◆ **What is required**: Repeat the data in full. Drop every picture.

....

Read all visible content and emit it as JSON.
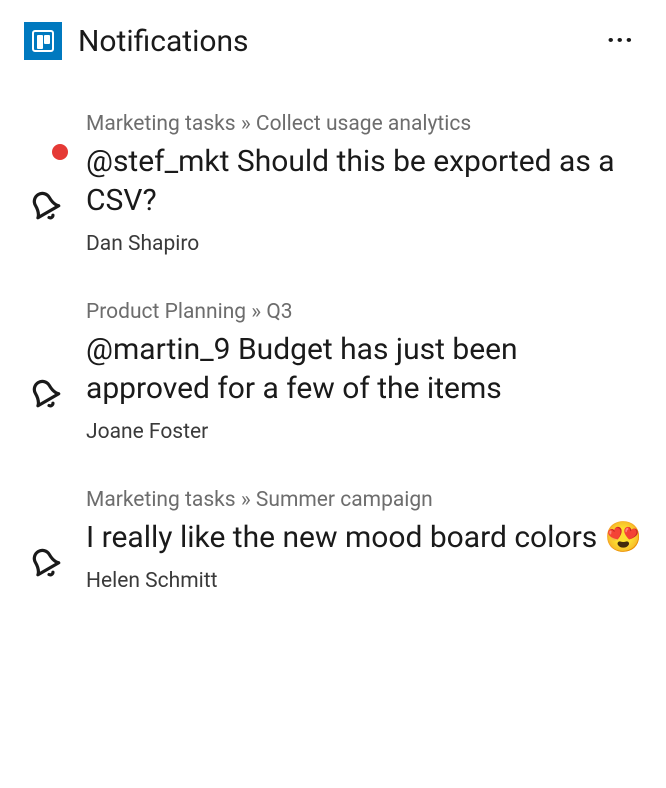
{
  "header": {
    "title": "Notifications",
    "more_label": "···"
  },
  "notifications": [
    {
      "breadcrumb": "Marketing tasks » Collect usage analytics",
      "message": "@stef_mkt Should this be exported as a CSV?",
      "author": "Dan Shapiro",
      "unread": true
    },
    {
      "breadcrumb": "Product Planning » Q3",
      "message": "@martin_9 Budget has just been approved for a few of the items",
      "author": "Joane Foster",
      "unread": false
    },
    {
      "breadcrumb": "Marketing tasks » Summer campaign",
      "message": "I really like the new mood board colors 😍",
      "author": "Helen Schmitt",
      "unread": false
    }
  ]
}
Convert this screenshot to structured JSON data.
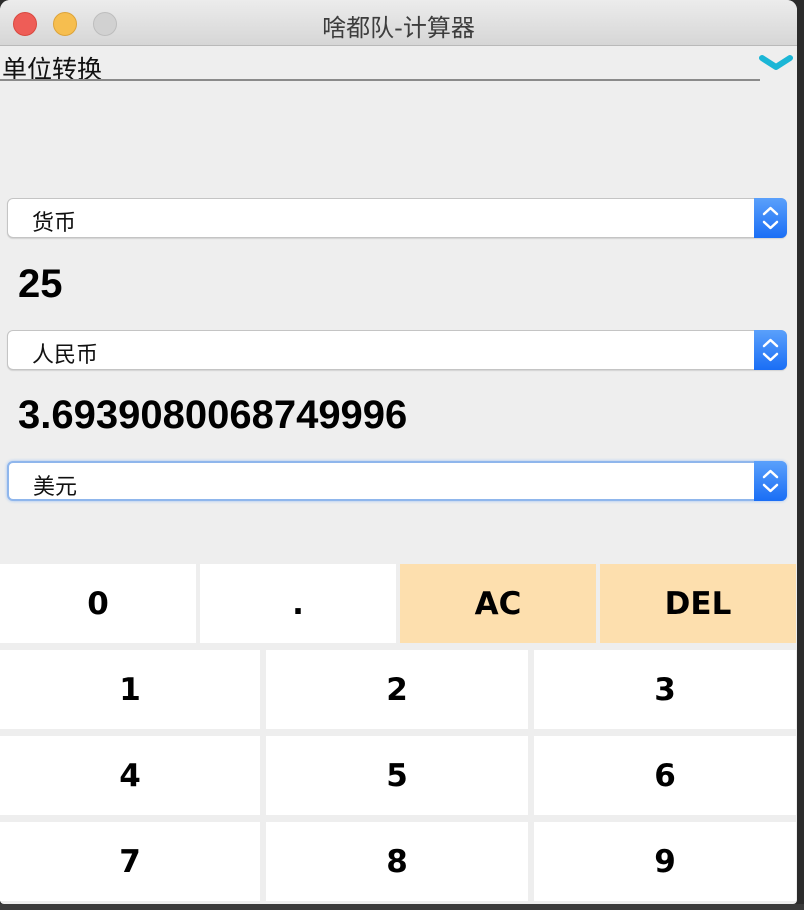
{
  "window": {
    "title": "啥都队-计算器"
  },
  "mode": {
    "label": "单位转换",
    "chevron_icon": "chevron-down-icon",
    "chevron_color": "#1bb6d6"
  },
  "converter": {
    "category": "货币",
    "input_value": "25",
    "from_unit": "人民币",
    "result_value": "3.6939080068749996",
    "to_unit": "美元"
  },
  "keypad": {
    "row1": [
      "0",
      ".",
      "AC",
      "DEL"
    ],
    "row2": [
      "1",
      "2",
      "3"
    ],
    "row3": [
      "4",
      "5",
      "6"
    ],
    "row4": [
      "7",
      "8",
      "9"
    ]
  },
  "colors": {
    "operator_key": "#fddfae",
    "select_arrow": "#1a6ef5"
  }
}
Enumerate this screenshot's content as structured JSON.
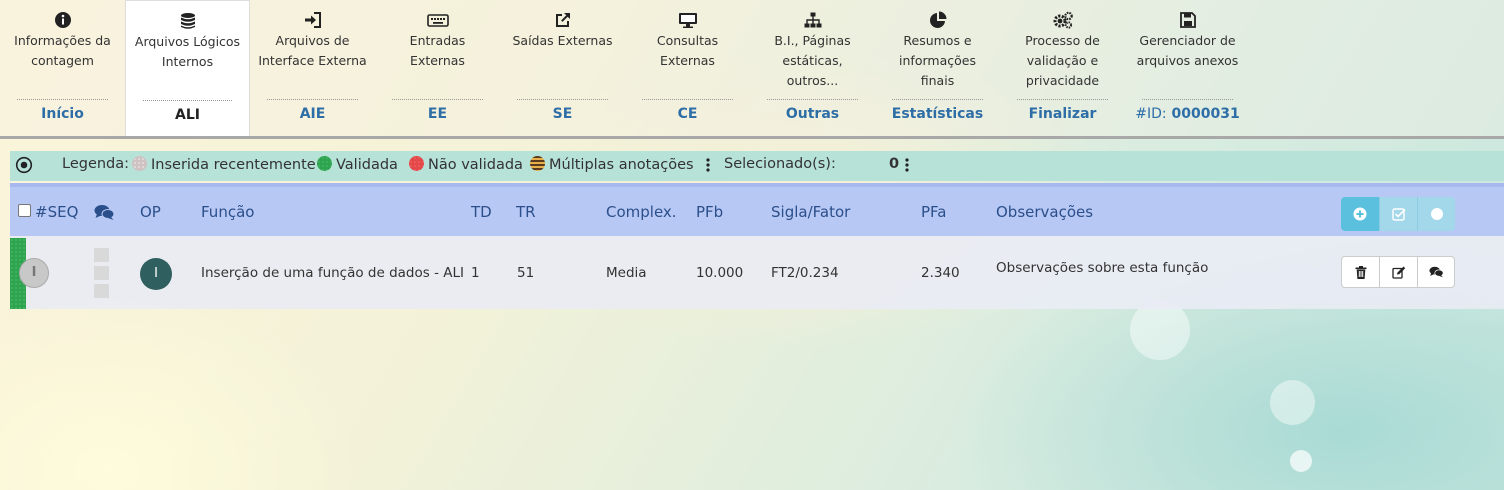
{
  "nav": {
    "tabs": [
      {
        "icon": "info-circle-icon",
        "label": "Informações da contagem",
        "short": "Início"
      },
      {
        "icon": "database-icon",
        "label": "Arquivos Lógicos Internos",
        "short": "ALI"
      },
      {
        "icon": "sign-in-icon",
        "label": "Arquivos de Interface Externa",
        "short": "AIE"
      },
      {
        "icon": "keyboard-icon",
        "label": "Entradas Externas",
        "short": "EE"
      },
      {
        "icon": "external-link-icon",
        "label": "Saídas Externas",
        "short": "SE"
      },
      {
        "icon": "monitor-icon",
        "label": "Consultas Externas",
        "short": "CE"
      },
      {
        "icon": "sitemap-icon",
        "label": "B.I., Páginas estáticas, outros...",
        "short": "Outras"
      },
      {
        "icon": "pie-chart-icon",
        "label": "Resumos e informações finais",
        "short": "Estatísticas"
      },
      {
        "icon": "gears-icon",
        "label": "Processo de validação e privacidade",
        "short": "Finalizar"
      },
      {
        "icon": "save-icon",
        "label": "Gerenciador de arquivos anexos",
        "short_prefix": "#ID:",
        "short": "0000031"
      }
    ]
  },
  "legend": {
    "title": "Legenda:",
    "recent": "Inserida recentemente",
    "validated": "Validada",
    "not_validated": "Não validada",
    "multiple": "Múltiplas anotações",
    "selected_label": "Selecionado(s):",
    "selected_count": "0"
  },
  "table": {
    "headers": {
      "seq": "#SEQ",
      "op": "OP",
      "funcao": "Função",
      "td": "TD",
      "tr": "TR",
      "complex": "Complex.",
      "pfb": "PFb",
      "sigla": "Sigla/Fator",
      "pfa": "PFa",
      "obs": "Observações"
    },
    "rows": [
      {
        "seq": "I",
        "op": "I",
        "funcao": "Inserção de uma função de dados - ALI",
        "td": "1",
        "tr": "51",
        "complex": "Media",
        "pfb": "10.000",
        "sigla": "FT2/0.234",
        "pfa": "2.340",
        "obs": "Observações sobre esta função"
      }
    ]
  },
  "colors": {
    "accent": "#2e6ea7",
    "header_bg": "#b8c8f5",
    "legend_bg": "#b7e2d8",
    "validated": "#2ea44f",
    "info_button": "#5bc0de"
  }
}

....

◆ **Task result**:
Read all visible content and emit it as JSON.
{
  "header": {
    "title": "Notifications",
    "more_label": "···"
  },
  "notifications": [
    {
      "breadcrumb": "Marketing tasks » Collect usage analytics",
      "message": "@stef_mkt Should this be exported as a CSV?",
      "author": "Dan Shapiro",
      "unread": true
    },
    {
      "breadcrumb": "Product Planning » Q3",
      "message": "@martin_9 Budget has just been approved for a few of the items",
      "author": "Joane Foster",
      "unread": false
    },
    {
      "breadcrumb": "Marketing tasks » Summer campaign",
      "message": "I really like the new mood board colors 😍",
      "author": "Helen Schmitt",
      "unread": false
    }
  ]
}
Convert this screenshot to structured JSON data.
{
  "window": {
    "title": "啥都队-计算器"
  },
  "mode": {
    "label": "单位转换",
    "chevron_icon": "chevron-down-icon",
    "chevron_color": "#1bb6d6"
  },
  "converter": {
    "category": "货币",
    "input_value": "25",
    "from_unit": "人民币",
    "result_value": "3.6939080068749996",
    "to_unit": "美元"
  },
  "keypad": {
    "row1": [
      "0",
      ".",
      "AC",
      "DEL"
    ],
    "row2": [
      "1",
      "2",
      "3"
    ],
    "row3": [
      "4",
      "5",
      "6"
    ],
    "row4": [
      "7",
      "8",
      "9"
    ]
  },
  "colors": {
    "operator_key": "#fddfae",
    "select_arrow": "#1a6ef5"
  }
}
Enumerate this screenshot's content as structured JSON.
{
  "nav": {
    "tabs": [
      {
        "icon": "info-circle-icon",
        "label": "Informações da contagem",
        "short": "Início"
      },
      {
        "icon": "database-icon",
        "label": "Arquivos Lógicos Internos",
        "short": "ALI"
      },
      {
        "icon": "sign-in-icon",
        "label": "Arquivos de Interface Externa",
        "short": "AIE"
      },
      {
        "icon": "keyboard-icon",
        "label": "Entradas Externas",
        "short": "EE"
      },
      {
        "icon": "external-link-icon",
        "label": "Saídas Externas",
        "short": "SE"
      },
      {
        "icon": "monitor-icon",
        "label": "Consultas Externas",
        "short": "CE"
      },
      {
        "icon": "sitemap-icon",
        "label": "B.I., Páginas estáticas, outros...",
        "short": "Outras"
      },
      {
        "icon": "pie-chart-icon",
        "label": "Resumos e informações finais",
        "short": "Estatísticas"
      },
      {
        "icon": "gears-icon",
        "label": "Processo de validação e privacidade",
        "short": "Finalizar"
      },
      {
        "icon": "save-icon",
        "label": "Gerenciador de arquivos anexos",
        "short_prefix": "#ID:",
        "short": "0000031"
      }
    ]
  },
  "legend": {
    "title": "Legenda:",
    "recent": "Inserida recentemente",
    "validated": "Validada",
    "not_validated": "Não validada",
    "multiple": "Múltiplas anotações",
    "selected_label": "Selecionado(s):",
    "selected_count": "0"
  },
  "table": {
    "headers": {
      "seq": "#SEQ",
      "op": "OP",
      "funcao": "Função",
      "td": "TD",
      "tr": "TR",
      "complex": "Complex.",
      "pfb": "PFb",
      "sigla": "Sigla/Fator",
      "pfa": "PFa",
      "obs": "Observações"
    },
    "rows": [
      {
        "seq": "I",
        "op": "I",
        "funcao": "Inserção de uma função de dados - ALI",
        "td": "1",
        "tr": "51",
        "complex": "Media",
        "pfb": "10.000",
        "sigla": "FT2/0.234",
        "pfa": "2.340",
        "obs": "Observações sobre esta função"
      }
    ]
  },
  "colors": {
    "accent": "#2e6ea7",
    "header_bg": "#b8c8f5",
    "legend_bg": "#b7e2d8",
    "validated": "#2ea44f",
    "info_button": "#5bc0de"
  }
}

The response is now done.